What you should do - Only lines containing "title" belong in the answer, each copied from the entries below.

Provided records -

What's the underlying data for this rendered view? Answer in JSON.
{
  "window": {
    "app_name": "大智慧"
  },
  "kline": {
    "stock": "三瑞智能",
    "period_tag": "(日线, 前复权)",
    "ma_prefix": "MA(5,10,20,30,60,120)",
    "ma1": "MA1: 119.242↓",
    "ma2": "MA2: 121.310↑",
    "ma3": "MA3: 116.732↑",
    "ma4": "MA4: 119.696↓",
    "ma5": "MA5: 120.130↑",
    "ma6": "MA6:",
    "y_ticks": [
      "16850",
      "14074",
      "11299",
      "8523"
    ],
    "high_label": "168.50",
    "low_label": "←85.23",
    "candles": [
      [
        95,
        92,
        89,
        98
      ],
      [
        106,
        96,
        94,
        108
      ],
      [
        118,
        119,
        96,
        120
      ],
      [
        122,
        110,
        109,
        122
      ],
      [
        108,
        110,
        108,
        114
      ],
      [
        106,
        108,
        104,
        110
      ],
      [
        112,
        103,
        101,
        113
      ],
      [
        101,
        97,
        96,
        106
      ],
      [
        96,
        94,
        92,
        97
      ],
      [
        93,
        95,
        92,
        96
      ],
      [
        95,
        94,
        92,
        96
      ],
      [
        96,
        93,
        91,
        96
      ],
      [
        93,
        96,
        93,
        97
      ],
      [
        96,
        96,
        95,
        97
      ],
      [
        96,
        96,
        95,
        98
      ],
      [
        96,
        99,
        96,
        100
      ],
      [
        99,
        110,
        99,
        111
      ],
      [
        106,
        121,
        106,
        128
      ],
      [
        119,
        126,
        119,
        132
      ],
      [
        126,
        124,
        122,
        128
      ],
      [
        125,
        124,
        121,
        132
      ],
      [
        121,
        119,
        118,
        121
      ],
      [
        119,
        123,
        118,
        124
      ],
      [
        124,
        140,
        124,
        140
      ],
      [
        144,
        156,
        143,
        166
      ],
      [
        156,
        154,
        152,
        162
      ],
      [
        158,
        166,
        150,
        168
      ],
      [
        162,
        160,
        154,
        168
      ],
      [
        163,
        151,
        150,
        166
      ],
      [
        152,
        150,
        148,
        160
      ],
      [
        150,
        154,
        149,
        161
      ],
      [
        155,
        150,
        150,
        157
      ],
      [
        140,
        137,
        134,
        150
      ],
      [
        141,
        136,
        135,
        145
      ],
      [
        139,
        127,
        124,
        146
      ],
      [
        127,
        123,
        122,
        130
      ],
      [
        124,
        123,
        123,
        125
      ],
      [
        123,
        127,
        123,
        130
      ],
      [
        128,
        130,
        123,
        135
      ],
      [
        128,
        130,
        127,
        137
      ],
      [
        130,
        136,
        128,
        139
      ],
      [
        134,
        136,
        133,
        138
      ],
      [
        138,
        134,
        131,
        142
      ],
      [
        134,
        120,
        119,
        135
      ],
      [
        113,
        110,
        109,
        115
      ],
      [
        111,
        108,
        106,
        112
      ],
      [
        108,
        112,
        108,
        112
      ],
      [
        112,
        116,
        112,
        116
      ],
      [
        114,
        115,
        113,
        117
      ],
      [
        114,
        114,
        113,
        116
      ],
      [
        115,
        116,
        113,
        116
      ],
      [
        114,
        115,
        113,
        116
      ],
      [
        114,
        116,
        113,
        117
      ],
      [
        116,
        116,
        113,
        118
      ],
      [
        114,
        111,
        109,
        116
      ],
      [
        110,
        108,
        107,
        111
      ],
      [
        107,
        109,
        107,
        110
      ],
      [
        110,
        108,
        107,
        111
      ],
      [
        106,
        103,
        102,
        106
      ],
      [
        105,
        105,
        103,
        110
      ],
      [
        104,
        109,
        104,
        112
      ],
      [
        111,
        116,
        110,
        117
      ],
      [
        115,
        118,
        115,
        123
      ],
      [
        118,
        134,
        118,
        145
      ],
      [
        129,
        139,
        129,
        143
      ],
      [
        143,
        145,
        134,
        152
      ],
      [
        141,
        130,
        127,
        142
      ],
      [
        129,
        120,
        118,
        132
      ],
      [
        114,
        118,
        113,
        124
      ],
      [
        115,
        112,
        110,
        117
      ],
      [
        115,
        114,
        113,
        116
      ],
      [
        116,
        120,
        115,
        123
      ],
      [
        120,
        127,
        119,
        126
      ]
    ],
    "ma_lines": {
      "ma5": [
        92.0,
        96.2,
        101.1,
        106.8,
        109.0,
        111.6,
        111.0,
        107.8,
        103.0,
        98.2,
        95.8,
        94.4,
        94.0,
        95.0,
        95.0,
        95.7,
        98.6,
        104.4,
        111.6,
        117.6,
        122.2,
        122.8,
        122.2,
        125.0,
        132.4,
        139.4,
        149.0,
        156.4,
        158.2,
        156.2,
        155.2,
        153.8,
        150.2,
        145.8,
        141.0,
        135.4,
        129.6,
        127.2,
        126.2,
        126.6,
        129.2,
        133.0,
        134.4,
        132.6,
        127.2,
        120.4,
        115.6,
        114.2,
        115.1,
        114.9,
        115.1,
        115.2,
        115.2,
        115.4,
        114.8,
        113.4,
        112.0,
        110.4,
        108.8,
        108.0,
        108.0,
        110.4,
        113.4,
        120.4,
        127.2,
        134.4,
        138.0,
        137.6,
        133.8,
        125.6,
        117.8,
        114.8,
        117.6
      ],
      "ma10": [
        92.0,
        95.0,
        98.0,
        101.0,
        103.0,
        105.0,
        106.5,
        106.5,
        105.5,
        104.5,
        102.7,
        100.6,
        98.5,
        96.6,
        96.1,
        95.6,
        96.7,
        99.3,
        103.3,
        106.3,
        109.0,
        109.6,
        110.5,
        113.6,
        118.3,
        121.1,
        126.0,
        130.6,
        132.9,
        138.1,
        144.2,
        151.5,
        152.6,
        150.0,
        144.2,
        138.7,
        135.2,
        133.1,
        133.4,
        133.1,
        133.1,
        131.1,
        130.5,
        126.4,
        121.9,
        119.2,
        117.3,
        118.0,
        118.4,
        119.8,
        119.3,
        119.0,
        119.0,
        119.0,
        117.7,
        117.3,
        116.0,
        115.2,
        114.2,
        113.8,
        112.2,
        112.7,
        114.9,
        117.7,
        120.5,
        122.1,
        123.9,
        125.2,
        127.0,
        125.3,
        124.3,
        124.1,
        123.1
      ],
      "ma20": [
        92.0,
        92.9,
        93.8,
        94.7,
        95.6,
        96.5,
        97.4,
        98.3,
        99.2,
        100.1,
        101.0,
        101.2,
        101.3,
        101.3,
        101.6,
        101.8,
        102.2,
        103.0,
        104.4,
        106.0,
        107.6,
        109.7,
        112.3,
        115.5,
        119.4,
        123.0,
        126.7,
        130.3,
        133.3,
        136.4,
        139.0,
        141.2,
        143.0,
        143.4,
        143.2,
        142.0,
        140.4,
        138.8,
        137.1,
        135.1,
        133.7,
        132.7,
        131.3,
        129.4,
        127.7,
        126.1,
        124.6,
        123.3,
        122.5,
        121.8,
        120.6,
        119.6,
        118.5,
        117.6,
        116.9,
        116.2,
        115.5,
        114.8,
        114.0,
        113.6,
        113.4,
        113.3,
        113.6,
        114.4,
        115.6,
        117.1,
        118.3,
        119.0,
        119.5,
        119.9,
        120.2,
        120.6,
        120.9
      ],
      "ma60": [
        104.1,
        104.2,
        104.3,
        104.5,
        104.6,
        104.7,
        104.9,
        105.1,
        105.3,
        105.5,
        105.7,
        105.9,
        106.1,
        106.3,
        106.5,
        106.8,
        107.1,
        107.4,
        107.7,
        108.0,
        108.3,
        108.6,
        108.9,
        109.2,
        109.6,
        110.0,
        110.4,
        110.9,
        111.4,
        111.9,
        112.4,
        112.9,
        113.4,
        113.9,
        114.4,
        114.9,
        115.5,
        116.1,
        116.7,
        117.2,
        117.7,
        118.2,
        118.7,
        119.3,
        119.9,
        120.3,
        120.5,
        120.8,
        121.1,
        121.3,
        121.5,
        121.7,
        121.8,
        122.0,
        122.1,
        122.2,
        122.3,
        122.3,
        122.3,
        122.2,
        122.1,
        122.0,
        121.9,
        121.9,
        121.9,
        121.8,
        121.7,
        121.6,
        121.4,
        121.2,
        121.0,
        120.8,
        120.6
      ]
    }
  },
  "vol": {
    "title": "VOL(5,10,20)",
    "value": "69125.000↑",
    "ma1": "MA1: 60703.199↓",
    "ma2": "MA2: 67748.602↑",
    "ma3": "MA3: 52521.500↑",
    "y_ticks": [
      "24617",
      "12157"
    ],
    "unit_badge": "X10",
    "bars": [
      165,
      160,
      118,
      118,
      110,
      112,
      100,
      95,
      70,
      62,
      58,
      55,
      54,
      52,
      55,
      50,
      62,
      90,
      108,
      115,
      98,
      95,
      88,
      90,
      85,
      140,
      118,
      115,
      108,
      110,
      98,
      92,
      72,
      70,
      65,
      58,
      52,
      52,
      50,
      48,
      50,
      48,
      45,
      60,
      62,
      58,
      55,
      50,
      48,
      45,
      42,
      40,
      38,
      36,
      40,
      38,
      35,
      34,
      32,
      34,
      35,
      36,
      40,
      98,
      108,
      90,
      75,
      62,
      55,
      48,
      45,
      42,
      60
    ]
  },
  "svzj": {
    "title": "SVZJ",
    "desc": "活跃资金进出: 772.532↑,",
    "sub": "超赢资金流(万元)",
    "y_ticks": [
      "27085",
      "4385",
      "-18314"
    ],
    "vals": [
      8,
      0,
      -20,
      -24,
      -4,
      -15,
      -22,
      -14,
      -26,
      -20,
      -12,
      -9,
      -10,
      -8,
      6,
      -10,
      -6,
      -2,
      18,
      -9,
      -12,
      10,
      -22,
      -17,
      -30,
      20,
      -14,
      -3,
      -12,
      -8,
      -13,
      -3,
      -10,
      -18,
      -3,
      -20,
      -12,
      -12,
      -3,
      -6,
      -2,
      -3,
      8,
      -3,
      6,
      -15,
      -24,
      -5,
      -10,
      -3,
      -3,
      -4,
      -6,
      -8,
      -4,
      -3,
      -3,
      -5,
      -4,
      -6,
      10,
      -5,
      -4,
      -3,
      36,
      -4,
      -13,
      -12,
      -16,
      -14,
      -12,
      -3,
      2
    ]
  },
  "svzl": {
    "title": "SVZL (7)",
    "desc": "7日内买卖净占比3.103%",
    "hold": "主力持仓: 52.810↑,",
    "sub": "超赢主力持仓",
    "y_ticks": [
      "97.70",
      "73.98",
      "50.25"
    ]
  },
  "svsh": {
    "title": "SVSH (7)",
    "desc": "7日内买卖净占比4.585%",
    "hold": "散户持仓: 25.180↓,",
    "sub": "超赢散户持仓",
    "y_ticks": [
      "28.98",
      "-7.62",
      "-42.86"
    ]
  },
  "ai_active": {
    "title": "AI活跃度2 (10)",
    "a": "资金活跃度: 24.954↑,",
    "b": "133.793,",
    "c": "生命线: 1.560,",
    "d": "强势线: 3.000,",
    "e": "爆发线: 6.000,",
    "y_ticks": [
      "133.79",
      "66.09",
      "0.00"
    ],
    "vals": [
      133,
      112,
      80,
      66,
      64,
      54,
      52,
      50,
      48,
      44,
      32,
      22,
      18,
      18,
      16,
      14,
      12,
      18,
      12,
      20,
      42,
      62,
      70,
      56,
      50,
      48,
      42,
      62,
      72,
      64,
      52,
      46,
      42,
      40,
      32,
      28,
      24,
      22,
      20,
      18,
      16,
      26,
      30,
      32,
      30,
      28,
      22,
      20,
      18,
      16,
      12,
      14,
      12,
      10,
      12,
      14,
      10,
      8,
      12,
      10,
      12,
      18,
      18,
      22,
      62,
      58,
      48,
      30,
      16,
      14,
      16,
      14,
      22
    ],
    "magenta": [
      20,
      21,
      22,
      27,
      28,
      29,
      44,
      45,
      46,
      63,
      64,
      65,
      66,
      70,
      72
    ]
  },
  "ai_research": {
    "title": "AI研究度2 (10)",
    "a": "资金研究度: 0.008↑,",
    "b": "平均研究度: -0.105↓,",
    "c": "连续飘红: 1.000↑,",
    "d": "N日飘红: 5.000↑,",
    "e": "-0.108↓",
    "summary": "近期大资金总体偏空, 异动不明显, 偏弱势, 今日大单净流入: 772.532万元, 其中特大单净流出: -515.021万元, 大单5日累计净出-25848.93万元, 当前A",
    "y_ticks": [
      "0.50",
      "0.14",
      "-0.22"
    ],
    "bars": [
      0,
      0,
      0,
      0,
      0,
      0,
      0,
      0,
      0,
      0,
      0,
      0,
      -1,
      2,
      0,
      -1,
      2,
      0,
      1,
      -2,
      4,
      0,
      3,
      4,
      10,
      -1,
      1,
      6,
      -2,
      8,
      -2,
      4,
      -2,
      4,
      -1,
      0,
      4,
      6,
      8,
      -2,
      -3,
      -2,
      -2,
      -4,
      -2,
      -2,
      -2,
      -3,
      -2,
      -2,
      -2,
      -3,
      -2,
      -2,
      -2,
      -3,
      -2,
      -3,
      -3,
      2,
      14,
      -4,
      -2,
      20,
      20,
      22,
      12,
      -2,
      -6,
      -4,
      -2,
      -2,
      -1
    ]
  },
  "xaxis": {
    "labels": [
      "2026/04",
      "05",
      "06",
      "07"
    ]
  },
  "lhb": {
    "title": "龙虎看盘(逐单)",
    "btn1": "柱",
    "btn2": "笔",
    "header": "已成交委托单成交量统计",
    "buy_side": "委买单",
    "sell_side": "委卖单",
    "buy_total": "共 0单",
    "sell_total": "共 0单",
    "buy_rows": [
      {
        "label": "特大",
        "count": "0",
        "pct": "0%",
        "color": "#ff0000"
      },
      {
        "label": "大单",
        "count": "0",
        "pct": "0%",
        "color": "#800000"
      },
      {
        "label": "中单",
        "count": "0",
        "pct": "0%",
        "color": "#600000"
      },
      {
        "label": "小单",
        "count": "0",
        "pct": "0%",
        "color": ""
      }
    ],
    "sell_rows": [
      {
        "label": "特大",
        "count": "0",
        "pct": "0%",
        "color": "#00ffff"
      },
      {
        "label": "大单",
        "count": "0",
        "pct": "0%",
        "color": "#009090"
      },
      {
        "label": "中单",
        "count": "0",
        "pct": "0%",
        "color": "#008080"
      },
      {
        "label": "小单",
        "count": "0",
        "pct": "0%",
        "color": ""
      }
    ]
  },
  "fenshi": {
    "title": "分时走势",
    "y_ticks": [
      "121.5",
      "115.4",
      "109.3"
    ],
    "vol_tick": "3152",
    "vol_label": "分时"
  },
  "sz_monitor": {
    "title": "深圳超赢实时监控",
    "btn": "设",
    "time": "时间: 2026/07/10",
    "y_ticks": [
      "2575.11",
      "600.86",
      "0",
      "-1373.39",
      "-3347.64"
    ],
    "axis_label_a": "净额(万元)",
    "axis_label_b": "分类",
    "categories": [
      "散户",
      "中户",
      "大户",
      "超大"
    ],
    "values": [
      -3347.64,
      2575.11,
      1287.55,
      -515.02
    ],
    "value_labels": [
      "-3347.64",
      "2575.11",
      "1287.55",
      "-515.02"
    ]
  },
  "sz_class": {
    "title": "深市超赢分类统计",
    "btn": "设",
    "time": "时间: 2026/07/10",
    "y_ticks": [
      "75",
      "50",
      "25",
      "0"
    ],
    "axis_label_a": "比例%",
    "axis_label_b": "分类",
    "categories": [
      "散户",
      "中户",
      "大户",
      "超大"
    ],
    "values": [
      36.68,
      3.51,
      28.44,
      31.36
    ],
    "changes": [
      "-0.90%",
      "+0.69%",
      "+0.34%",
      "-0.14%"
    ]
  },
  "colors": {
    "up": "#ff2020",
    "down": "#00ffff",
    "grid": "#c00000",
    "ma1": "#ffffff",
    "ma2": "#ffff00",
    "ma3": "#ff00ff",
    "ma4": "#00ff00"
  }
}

Task result -
    "title": "VOL(5,10,20)",
    "title": "SVZJ",
    "title": "SVZL (7)",
    "title": "SVSH (7)",
    "title": "AI活跃度2 (10)",
    "title": "AI研究度2 (10)",
    "title": "龙虎看盘(逐单)",
    "title": "分时走势",
    "title": "深圳超赢实时监控",
    "title": "深市超赢分类统计",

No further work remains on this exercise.